From April through October of 2013, I had the opportunity to work for Kenmore Air as a Customer Service Agent. My employment at Kenmore Air gave me valuable experience in working with customers, keeping a level head during stressful situations, in addition to active problem solving and conflict resolution. In this paper, I will examine in detail one of the conflicts I faced during my employment and present my resolution to it.
In this paper I will be using research results found and presented by Gail Fann Thomas, Monterey Roxanne Zolin, and Jackie L. Hartman in their article titled: The Central Role of Communication in Developing Trust and its Effect on Employee Involvement; published in 2009. In this article, Thomas et al. conduct a study to see the extent that information influences coworker’s involvement on trust and employee involvement. Before examining the conflict in question, we will first examine the findings of Thomas and his fellow researchers.
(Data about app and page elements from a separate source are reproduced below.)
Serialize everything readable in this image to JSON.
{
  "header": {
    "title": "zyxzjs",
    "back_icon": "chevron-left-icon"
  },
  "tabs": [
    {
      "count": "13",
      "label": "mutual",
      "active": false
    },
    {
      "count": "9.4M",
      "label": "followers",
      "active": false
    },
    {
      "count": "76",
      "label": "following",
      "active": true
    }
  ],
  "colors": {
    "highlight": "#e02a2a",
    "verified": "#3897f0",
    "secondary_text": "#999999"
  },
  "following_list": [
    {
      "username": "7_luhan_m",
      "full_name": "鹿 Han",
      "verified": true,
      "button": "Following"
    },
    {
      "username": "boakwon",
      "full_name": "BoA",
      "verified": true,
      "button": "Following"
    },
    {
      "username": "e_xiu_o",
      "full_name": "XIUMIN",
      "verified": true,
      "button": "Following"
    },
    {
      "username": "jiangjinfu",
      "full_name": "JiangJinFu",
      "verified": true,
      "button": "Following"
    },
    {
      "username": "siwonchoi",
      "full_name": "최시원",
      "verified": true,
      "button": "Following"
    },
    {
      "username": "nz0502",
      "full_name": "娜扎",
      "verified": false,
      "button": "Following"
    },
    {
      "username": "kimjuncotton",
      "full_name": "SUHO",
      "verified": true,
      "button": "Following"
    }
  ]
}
In their research, Thomas et al. (2009) use the following as a working definition for trust: “Trust is based on beliefs about the other party which are shaped by information.” (2009). We can see just through this definition that information is the key to trust. In order for coworkers to trust each other, managers to trust those they manage, and employees to trust their employers, there must be an exchange of information.
In order to build trust, the information exchanged between parties must follow a certain criteria. As Thomas et al. (2009) found in their study, “… to increase trust among coworkers and supervisors, it is important that information be timely, accurate, and useful” (2009, p). To further examine the criteria for trust-building information, the article explains that receiving enough quality information from fellow employees or management “[tends] to reduce the trustor’s perception of vulnerability and make one more willing to rely on the trustee" (Thomas et al., 2009). We can see that the quality and amount of information received can greatly affect the trust, involvement, and enthusiasm of an employee.
According to Thomas et al. (2009), the more trust an employee has for his coworkers and management, they will be more willing to be involved in the company and openly communicate. Greater amounts of trust, open communication, and organizational involvement make an employee more satisfied with his or her employer and...